Ten or twelve of us sat in a circle. I was the newcomer, so everyone said their name. The minute the names were said, I forgot them, and I don’t think I ever registered anything the Pastor said as I was too busy wondering how a Pastor could wear jeans. But a strange thing happened. When I closed my eyes, I realized I was willing. I was too depressed to form a question, but I was willing to hear from God.
With my eyes closed, in the center of the circle I saw a bright, white light, larger than the size of a man, emitting such heat I thought my skin would burn, and such wind that it felt like my hair had been plastered to my head. My logical mind said that the sun was setting and that a wind had come up. I opened one eye and saw that the sun had already set, and there wasn’t even a breeze in the trees, so I closed my eye again. Still in front of me, I continued to watch the light. Out stepped the classic form of Jesus who spread His arms and said, “Come to Me.”
I was about to get out of my chair to go to Him when the Pastor said, “Amen.” Socially obligated to open my eyes, the apparition disappeared. Distressed when the others stood up ready to leave I asked myself, “Two minutes? They only pray for two minutes?” But then I looked at my watch and realized I had been entranced by Jesus for over two hours!
His eyes mesmerized me. The color could not be described because light streamed from them like being jettisoned from millions of facets of a diamond. Perhaps that’s why they are sometimes said to be blue, like the impression of blue that a pure diamond can give. All I know is those eyes had a depth that made me feel I could swim into them and discover a whole new world. There was wisdom I had never encountered on this earth and an understanding that turned the knowledge of this world upside down. There was no doubt in my mind. I wanted to go to Him. I wanted to be embraced by those arms and submerge myself into His world and see my world through His eyes.

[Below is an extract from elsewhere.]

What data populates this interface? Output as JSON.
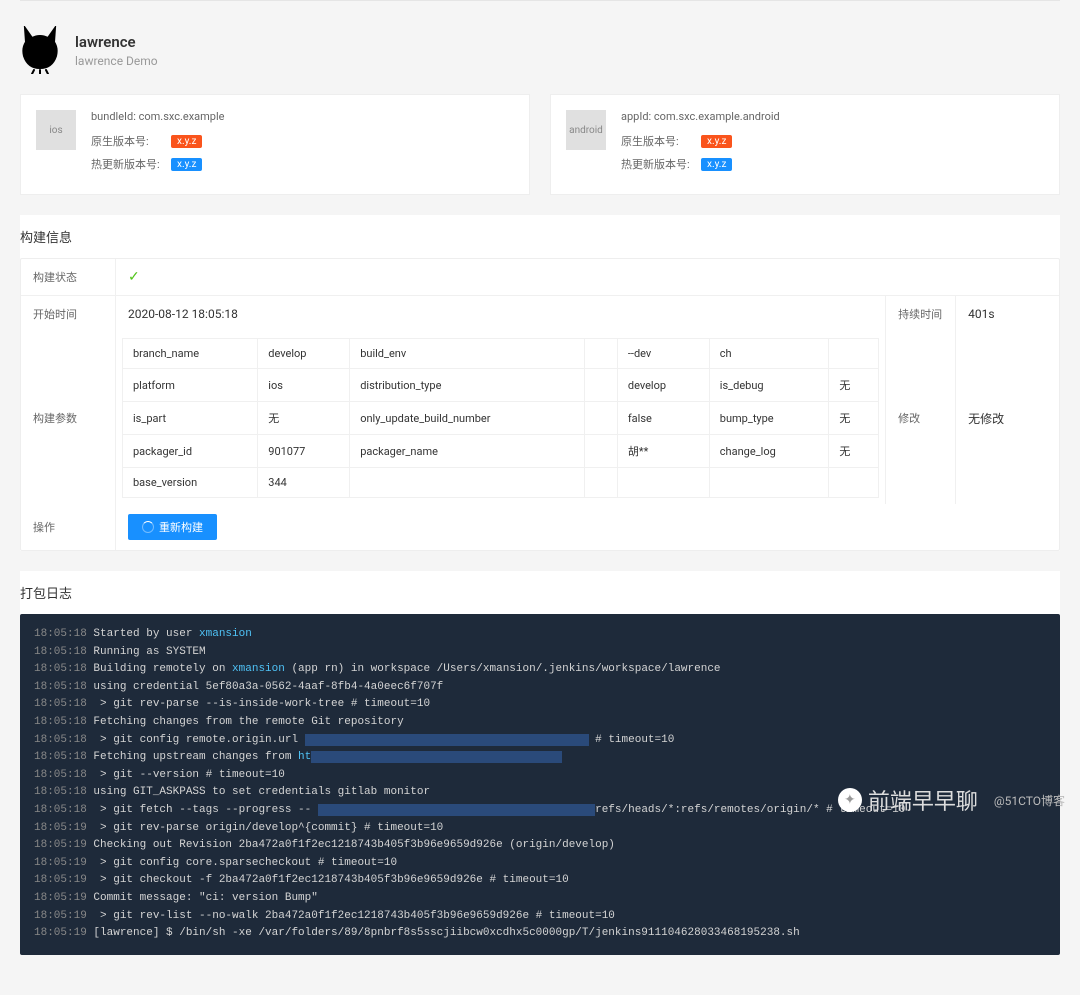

Even so, as I walked away from that circle and we drove away from the church, the vast insight I had faded away, leaving me only with the intense desire to get it back. How could I find it again? But I soon learned, it wasn’t up to me to find it. It was up to me to receive it, because something did go home with me that night, something that did not leave me alone, something that spoke kindly to me, words of love, words of encouragement. I greedily received everything it had to say—whatever ‘it’ was.